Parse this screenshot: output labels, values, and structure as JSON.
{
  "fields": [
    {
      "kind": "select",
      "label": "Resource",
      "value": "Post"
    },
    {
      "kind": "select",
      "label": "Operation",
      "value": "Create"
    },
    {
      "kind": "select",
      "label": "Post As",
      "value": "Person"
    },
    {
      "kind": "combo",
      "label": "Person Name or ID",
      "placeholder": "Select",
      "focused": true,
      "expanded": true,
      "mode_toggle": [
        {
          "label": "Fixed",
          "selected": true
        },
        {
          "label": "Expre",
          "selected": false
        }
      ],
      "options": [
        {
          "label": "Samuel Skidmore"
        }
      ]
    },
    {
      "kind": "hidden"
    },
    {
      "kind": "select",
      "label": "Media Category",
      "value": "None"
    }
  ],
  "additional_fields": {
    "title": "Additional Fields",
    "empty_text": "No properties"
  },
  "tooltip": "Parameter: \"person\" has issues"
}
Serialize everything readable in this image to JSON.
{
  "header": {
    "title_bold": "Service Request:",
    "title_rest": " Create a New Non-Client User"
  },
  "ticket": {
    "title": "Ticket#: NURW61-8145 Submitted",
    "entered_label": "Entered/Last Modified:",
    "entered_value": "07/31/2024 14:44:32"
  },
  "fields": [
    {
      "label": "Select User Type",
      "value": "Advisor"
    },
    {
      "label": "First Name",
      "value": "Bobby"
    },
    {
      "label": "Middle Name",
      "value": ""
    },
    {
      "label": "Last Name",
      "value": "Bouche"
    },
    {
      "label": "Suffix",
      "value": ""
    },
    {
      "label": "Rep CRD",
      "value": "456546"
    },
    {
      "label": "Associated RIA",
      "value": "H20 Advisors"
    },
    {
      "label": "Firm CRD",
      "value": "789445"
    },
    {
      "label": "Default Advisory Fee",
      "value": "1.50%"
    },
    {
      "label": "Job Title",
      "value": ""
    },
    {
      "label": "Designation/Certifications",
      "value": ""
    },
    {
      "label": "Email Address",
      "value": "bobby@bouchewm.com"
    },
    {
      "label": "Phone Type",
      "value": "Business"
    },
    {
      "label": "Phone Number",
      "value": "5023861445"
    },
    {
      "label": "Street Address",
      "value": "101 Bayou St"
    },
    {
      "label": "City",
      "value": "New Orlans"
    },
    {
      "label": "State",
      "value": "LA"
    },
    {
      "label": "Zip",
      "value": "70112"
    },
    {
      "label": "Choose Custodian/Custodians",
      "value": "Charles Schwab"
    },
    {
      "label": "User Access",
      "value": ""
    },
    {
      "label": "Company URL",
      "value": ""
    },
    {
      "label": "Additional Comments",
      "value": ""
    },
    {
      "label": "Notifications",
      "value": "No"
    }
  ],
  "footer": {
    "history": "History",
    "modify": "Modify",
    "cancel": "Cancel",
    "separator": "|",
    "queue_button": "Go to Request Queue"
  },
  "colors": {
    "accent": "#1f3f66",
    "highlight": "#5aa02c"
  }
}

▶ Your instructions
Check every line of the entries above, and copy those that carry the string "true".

▶ Exercise result
      "focused": true,
      "expanded": true,
          "selected": true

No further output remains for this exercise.